_YOUR ASSIGNMENT_
A complete and exact copy of the data below is the task.

_WORKING DATA_
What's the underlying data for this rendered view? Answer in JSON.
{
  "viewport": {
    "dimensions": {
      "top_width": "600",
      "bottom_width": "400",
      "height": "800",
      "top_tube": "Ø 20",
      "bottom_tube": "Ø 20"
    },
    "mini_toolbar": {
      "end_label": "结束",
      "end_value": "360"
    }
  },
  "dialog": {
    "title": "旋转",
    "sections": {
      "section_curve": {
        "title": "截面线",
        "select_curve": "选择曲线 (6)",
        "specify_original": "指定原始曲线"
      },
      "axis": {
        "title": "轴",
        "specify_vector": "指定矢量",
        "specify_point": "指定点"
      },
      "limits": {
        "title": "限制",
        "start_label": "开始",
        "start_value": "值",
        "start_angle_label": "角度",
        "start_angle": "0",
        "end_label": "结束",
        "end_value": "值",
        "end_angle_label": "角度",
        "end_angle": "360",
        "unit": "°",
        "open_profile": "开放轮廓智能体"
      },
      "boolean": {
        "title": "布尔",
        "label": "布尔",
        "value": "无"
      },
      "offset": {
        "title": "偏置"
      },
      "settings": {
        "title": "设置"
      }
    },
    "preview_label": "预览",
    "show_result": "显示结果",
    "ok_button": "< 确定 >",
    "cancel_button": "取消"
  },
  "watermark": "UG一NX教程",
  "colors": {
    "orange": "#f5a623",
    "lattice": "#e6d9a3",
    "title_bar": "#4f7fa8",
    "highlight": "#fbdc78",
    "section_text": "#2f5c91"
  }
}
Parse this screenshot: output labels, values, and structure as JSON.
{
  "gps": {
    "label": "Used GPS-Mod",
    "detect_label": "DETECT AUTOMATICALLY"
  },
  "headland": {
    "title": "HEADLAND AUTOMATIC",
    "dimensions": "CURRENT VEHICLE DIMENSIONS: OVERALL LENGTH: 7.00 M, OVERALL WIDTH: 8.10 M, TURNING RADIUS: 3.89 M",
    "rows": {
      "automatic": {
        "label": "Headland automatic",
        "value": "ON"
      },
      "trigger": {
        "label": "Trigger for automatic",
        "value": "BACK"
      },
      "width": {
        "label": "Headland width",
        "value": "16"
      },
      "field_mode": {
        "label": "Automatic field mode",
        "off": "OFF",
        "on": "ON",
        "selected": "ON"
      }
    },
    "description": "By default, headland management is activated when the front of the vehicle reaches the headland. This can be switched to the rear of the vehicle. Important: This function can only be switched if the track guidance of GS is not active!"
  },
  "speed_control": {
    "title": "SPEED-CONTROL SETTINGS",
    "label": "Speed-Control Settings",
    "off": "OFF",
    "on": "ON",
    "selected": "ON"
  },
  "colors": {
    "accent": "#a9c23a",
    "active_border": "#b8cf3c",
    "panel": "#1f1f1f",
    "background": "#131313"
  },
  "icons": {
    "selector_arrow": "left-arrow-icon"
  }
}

_TASK RESULT_
What's the underlying data for this rendered view? Answer in JSON.
{
  "viewport": {
    "dimensions": {
      "top_width": "600",
      "bottom_width": "400",
      "height": "800",
      "top_tube": "Ø 20",
      "bottom_tube": "Ø 20"
    },
    "mini_toolbar": {
      "end_label": "结束",
      "end_value": "360"
    }
  },
  "dialog": {
    "title": "旋转",
    "sections": {
      "section_curve": {
        "title": "截面线",
        "select_curve": "选择曲线 (6)",
        "specify_original": "指定原始曲线"
      },
      "axis": {
        "title": "轴",
        "specify_vector": "指定矢量",
        "specify_point": "指定点"
      },
      "limits": {
        "title": "限制",
        "start_label": "开始",
        "start_value": "值",
        "start_angle_label": "角度",
        "start_angle": "0",
        "end_label": "结束",
        "end_value": "值",
        "end_angle_label": "角度",
        "end_angle": "360",
        "unit": "°",
        "open_profile": "开放轮廓智能体"
      },
      "boolean": {
        "title": "布尔",
        "label": "布尔",
        "value": "无"
      },
      "offset": {
        "title": "偏置"
      },
      "settings": {
        "title": "设置"
      }
    },
    "preview_label": "预览",
    "show_result": "显示结果",
    "ok_button": "< 确定 >",
    "cancel_button": "取消"
  },
  "watermark": "UG一NX教程",
  "colors": {
    "orange": "#f5a623",
    "lattice": "#e6d9a3",
    "title_bar": "#4f7fa8",
    "highlight": "#fbdc78",
    "section_text": "#2f5c91"
  }
}
Parse this screenshot: output labels, values, and structure as JSON.
{
  "gps": {
    "label": "Used GPS-Mod",
    "detect_label": "DETECT AUTOMATICALLY"
  },
  "headland": {
    "title": "HEADLAND AUTOMATIC",
    "dimensions": "CURRENT VEHICLE DIMENSIONS: OVERALL LENGTH: 7.00 M, OVERALL WIDTH: 8.10 M, TURNING RADIUS: 3.89 M",
    "rows": {
      "automatic": {
        "label": "Headland automatic",
        "value": "ON"
      },
      "trigger": {
        "label": "Trigger for automatic",
        "value": "BACK"
      },
      "width": {
        "label": "Headland width",
        "value": "16"
      },
      "field_mode": {
        "label": "Automatic field mode",
        "off": "OFF",
        "on": "ON",
        "selected": "ON"
      }
    },
    "description": "By default, headland management is activated when the front of the vehicle reaches the headland. This can be switched to the rear of the vehicle. Important: This function can only be switched if the track guidance of GS is not active!"
  },
  "speed_control": {
    "title": "SPEED-CONTROL SETTINGS",
    "label": "Speed-Control Settings",
    "off": "OFF",
    "on": "ON",
    "selected": "ON"
  },
  "colors": {
    "accent": "#a9c23a",
    "active_border": "#b8cf3c",
    "panel": "#1f1f1f",
    "background": "#131313"
  },
  "icons": {
    "selector_arrow": "left-arrow-icon"
  }
}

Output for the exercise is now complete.